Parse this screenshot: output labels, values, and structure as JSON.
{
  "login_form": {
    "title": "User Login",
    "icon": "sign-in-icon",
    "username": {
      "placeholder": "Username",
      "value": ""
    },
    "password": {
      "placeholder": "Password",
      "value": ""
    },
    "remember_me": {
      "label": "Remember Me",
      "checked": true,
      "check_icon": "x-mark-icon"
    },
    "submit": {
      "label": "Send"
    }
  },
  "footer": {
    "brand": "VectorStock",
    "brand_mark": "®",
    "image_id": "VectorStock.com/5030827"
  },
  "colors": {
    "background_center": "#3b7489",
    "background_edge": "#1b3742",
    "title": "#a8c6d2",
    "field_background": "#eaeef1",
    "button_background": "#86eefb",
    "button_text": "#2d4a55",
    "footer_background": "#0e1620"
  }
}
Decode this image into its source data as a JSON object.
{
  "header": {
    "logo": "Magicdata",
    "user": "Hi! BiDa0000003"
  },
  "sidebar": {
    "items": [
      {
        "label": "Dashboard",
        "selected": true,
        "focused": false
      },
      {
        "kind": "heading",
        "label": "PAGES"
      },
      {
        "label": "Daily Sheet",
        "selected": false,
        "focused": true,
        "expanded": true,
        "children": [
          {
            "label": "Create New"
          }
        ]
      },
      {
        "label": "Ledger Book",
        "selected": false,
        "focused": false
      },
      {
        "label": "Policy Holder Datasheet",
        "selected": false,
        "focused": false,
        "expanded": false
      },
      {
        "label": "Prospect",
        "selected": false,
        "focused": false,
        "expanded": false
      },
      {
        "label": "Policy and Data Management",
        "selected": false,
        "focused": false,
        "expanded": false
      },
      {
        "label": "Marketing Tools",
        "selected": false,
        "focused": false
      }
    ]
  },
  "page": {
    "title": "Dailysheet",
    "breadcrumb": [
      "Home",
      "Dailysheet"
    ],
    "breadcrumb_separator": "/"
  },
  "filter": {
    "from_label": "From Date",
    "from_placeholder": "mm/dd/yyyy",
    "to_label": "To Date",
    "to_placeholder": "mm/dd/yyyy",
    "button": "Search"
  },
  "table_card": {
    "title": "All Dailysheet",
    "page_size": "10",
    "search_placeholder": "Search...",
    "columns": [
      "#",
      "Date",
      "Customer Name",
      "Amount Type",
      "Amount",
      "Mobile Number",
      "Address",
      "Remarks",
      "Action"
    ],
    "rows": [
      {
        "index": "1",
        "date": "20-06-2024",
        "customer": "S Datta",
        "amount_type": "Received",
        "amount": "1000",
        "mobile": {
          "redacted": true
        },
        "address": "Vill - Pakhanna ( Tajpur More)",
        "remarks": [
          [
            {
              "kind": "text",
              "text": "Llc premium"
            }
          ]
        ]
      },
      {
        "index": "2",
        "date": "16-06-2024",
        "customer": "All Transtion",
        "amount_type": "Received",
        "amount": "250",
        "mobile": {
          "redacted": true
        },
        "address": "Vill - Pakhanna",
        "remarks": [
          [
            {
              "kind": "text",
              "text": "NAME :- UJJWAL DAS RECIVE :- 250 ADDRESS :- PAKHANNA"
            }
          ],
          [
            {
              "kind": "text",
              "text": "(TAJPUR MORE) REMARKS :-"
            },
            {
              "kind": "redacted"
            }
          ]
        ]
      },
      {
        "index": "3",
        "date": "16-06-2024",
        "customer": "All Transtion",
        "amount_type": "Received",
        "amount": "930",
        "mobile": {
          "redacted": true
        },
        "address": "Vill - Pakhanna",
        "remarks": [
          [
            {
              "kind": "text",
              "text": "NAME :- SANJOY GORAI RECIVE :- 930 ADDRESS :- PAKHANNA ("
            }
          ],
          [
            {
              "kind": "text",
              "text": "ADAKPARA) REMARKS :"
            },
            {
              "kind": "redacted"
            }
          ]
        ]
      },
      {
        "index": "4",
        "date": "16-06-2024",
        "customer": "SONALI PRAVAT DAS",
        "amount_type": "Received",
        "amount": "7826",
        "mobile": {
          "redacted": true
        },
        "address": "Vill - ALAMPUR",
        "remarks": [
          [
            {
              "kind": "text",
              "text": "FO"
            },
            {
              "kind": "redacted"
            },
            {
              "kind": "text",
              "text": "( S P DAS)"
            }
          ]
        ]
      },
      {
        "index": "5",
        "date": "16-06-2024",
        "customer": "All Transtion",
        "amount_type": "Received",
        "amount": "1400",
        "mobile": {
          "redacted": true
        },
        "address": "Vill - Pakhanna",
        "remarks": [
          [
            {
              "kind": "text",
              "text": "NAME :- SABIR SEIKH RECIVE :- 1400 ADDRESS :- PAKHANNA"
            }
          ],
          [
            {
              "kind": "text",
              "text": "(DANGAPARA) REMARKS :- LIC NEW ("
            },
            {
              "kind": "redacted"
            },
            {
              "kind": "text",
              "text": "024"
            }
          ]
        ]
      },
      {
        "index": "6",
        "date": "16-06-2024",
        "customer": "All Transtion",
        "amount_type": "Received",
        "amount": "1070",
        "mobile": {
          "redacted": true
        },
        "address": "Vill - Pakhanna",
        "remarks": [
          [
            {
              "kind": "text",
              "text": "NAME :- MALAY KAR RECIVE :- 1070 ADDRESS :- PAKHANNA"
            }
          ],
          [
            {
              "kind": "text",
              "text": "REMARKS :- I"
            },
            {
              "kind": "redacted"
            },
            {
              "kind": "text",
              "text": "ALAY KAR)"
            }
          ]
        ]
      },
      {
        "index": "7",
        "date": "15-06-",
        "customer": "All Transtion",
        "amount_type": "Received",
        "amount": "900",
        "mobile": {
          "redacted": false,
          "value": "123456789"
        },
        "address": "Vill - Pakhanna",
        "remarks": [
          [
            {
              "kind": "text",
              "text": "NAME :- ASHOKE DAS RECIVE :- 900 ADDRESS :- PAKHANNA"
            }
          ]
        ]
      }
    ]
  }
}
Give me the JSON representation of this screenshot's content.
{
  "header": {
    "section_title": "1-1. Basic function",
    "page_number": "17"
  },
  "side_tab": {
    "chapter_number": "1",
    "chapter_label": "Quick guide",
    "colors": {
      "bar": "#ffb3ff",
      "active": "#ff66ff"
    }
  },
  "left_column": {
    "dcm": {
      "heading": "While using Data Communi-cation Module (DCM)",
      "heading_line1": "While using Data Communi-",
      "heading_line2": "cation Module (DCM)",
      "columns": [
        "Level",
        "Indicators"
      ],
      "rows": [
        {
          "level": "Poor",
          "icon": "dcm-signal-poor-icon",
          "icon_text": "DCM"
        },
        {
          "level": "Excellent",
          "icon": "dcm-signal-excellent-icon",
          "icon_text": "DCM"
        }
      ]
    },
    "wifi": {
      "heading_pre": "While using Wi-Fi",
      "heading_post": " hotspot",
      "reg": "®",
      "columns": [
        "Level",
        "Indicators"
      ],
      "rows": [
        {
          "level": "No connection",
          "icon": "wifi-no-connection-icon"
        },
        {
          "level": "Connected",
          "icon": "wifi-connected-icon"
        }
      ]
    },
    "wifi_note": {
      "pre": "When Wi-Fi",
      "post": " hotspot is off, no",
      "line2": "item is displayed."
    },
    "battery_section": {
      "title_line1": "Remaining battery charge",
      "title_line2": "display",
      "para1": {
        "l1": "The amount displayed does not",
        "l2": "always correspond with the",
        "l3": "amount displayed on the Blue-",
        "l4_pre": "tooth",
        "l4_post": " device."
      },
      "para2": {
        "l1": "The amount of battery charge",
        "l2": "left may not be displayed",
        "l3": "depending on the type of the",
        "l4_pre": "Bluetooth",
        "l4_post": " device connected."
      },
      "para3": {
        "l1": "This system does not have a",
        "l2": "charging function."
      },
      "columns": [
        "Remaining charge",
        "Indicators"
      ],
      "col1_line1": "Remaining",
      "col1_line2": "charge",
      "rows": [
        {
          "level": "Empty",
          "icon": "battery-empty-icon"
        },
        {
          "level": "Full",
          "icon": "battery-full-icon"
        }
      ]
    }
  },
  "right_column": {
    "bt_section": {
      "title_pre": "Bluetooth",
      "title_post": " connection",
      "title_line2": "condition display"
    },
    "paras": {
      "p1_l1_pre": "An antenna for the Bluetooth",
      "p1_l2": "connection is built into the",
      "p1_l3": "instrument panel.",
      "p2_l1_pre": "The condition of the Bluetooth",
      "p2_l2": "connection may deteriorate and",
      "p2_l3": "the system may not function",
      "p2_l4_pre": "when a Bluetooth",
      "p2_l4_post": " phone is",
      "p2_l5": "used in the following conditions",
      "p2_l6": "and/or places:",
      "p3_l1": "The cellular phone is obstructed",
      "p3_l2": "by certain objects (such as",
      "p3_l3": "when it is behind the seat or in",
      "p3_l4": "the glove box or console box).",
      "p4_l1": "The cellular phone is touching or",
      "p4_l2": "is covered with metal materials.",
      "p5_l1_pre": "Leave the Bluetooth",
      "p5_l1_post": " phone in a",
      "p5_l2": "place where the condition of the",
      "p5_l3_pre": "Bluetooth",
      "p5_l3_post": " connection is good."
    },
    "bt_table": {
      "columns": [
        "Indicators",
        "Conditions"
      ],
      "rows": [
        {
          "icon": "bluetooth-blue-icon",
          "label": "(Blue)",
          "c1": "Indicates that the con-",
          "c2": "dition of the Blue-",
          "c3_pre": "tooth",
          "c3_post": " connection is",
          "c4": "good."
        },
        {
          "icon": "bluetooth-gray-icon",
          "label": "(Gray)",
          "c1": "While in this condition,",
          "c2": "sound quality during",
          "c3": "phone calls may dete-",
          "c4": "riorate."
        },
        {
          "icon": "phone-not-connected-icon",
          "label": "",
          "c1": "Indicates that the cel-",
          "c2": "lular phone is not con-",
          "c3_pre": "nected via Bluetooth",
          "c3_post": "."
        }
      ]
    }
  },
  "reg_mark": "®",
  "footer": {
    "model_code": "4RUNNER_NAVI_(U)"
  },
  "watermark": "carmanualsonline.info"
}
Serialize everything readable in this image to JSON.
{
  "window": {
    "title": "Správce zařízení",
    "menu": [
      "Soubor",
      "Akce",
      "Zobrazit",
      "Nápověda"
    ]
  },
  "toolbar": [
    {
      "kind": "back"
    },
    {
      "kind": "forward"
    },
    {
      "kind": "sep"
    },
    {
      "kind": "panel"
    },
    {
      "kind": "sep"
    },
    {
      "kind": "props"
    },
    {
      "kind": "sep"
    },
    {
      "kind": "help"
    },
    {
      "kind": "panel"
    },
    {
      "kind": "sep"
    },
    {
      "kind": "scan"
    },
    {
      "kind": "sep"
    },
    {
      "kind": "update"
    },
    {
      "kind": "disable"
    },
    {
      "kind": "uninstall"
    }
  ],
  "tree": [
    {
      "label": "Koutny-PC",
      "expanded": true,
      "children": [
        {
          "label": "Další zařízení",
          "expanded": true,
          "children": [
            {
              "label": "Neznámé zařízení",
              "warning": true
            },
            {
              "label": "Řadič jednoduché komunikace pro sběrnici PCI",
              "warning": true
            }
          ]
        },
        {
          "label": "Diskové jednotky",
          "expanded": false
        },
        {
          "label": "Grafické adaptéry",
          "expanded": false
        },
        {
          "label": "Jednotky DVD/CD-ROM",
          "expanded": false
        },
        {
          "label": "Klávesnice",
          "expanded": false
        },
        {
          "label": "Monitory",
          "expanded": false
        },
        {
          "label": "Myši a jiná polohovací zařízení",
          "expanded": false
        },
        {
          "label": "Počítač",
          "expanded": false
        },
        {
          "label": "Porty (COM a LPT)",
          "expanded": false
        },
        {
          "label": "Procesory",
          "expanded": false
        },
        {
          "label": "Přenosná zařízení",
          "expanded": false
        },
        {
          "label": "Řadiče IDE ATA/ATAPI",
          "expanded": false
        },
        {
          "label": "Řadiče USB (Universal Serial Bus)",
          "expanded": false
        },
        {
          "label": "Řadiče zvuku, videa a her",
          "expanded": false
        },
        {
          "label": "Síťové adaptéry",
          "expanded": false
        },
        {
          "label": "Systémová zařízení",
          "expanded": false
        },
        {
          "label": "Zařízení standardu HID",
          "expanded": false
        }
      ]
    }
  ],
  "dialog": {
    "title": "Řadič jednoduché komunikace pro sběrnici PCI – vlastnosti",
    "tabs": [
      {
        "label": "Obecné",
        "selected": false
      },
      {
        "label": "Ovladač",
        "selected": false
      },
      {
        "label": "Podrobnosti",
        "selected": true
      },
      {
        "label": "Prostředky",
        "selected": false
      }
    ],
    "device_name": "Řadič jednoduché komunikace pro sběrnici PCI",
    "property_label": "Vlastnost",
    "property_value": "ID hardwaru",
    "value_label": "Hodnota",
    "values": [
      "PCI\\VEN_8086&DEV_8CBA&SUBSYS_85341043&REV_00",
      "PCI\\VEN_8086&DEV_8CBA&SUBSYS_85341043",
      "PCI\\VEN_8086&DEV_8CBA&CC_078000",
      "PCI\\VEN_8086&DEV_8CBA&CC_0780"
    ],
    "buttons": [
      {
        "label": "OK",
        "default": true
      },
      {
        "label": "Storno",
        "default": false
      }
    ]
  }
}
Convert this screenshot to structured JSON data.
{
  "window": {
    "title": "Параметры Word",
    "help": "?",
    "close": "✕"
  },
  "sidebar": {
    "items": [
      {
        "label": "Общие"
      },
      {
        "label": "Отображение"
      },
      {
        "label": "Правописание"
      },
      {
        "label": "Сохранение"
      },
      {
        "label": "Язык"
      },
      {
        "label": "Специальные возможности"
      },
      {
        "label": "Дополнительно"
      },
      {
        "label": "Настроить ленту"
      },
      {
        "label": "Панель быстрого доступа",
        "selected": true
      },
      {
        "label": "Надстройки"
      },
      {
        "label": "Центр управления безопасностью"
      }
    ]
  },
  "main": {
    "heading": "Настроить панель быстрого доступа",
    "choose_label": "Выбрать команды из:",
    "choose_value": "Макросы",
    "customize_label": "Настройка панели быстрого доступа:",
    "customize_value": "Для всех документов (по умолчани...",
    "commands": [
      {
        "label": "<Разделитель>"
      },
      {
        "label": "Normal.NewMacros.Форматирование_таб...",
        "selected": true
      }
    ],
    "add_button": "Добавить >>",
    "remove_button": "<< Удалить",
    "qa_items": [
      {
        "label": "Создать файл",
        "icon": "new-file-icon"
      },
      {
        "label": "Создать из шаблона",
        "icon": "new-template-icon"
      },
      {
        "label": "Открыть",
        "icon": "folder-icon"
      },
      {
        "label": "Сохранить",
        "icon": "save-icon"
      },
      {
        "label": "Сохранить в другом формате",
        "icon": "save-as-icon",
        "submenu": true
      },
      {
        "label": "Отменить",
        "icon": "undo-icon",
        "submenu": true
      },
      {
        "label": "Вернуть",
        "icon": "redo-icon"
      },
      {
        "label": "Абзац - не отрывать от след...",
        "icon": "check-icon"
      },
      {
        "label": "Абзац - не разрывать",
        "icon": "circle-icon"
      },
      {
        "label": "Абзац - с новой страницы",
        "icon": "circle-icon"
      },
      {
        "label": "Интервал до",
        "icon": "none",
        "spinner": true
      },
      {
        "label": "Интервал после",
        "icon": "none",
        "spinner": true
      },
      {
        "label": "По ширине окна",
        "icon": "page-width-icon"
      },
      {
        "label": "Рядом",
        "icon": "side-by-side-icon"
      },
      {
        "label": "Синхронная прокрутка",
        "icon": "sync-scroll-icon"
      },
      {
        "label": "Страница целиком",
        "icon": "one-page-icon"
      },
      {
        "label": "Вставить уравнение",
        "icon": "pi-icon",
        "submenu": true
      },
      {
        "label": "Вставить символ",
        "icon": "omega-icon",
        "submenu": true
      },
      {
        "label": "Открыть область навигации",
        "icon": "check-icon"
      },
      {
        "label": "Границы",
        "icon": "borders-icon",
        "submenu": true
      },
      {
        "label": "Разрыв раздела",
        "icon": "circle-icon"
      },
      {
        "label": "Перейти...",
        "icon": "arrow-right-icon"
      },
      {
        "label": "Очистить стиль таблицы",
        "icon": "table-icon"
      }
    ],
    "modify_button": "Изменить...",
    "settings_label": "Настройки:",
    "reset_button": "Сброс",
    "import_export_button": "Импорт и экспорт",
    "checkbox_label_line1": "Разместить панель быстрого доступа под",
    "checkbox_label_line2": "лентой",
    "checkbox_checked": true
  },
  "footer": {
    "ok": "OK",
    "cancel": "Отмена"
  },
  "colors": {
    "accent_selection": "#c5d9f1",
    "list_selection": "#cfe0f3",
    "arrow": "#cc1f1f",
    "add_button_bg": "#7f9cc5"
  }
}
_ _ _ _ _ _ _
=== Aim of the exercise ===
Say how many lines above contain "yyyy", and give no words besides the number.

=== Exercise solution ===
2